▶ _What you will do_: As the answer, give a copy of each line below that includes the word "text".

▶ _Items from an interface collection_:
_ _ _
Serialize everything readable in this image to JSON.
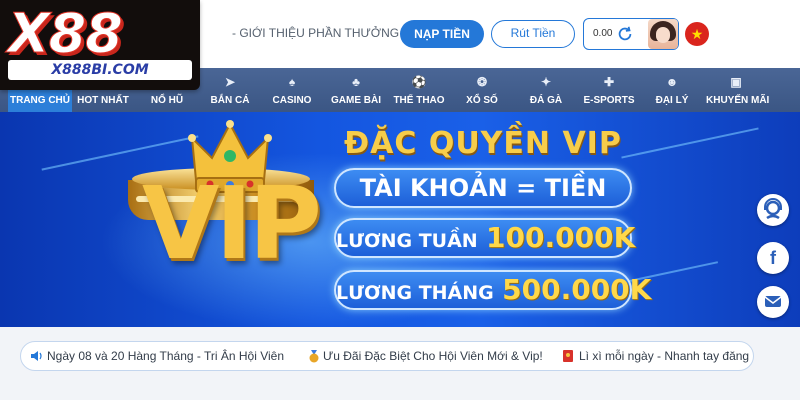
{
  "brand": {
    "logo_main": "X88",
    "logo_sub": "X888BI.COM"
  },
  "header": {
    "intro_link": "- GIỚI THIỆU PHẦN THƯỞNG",
    "deposit_label": "NẠP TIỀN",
    "withdraw_label": "Rút Tiền",
    "balance": "0.00",
    "language_icon": "vietnam-flag-icon"
  },
  "nav": {
    "items": [
      {
        "label": "TRANG CHỦ",
        "icon": "home-icon",
        "active": true
      },
      {
        "label": "HOT NHẤT",
        "icon": "fire-icon",
        "active": false
      },
      {
        "label": "NỔ HŨ",
        "icon": "jackpot-icon",
        "active": false
      },
      {
        "label": "BẮN CÁ",
        "icon": "fish-icon",
        "active": false
      },
      {
        "label": "CASINO",
        "icon": "casino-icon",
        "active": false
      },
      {
        "label": "GAME BÀI",
        "icon": "cards-icon",
        "active": false
      },
      {
        "label": "THỂ THAO",
        "icon": "soccer-ball-icon",
        "active": false
      },
      {
        "label": "XỔ SỐ",
        "icon": "lottery-icon",
        "active": false
      },
      {
        "label": "ĐÁ GÀ",
        "icon": "rooster-icon",
        "active": false
      },
      {
        "label": "E-SPORTS",
        "icon": "gamepad-icon",
        "active": false
      },
      {
        "label": "ĐẠI LÝ",
        "icon": "agent-icon",
        "active": false
      },
      {
        "label": "KHUYẾN MÃI",
        "icon": "gift-icon",
        "active": false
      }
    ]
  },
  "banner": {
    "vip_big": "VIP",
    "title": "ĐẶC QUYỀN VIP",
    "line1": "TÀI KHOẢN = TIỀN",
    "line2_label": "LƯƠNG TUẦN",
    "line2_amount": "100.000K",
    "line3_label": "LƯƠNG THÁNG",
    "line3_amount": "500.000K"
  },
  "side_buttons": [
    {
      "icon": "support-agent-icon"
    },
    {
      "icon": "facebook-icon"
    },
    {
      "icon": "message-icon"
    }
  ],
  "marquee": {
    "items": [
      {
        "icon": "speaker-icon",
        "text": "Ngày 08 và 20 Hàng Tháng - Tri Ân Hội Viên"
      },
      {
        "icon": "medal-icon",
        "text": "Ưu Đãi Đặc Biệt Cho Hội Viên Mới & Vip!"
      },
      {
        "icon": "red-envelope-icon",
        "text": "Lì xì mỗi ngày - Nhanh tay đăng k"
      }
    ]
  },
  "colors": {
    "primary": "#2478d8",
    "nav_bg": "#3b5684",
    "nav_active": "#2c7fd9",
    "gold": "#f7c545"
  }
}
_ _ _
▶ _Answer for the task_:
        "text": "Ngày 08 và 20 Hàng Tháng - Tri Ân Hội Viên"
        "text": "Ưu Đãi Đặc Biệt Cho Hội Viên Mới & Vip!"
        "text": "Lì xì mỗi ngày - Nhanh tay đăng k"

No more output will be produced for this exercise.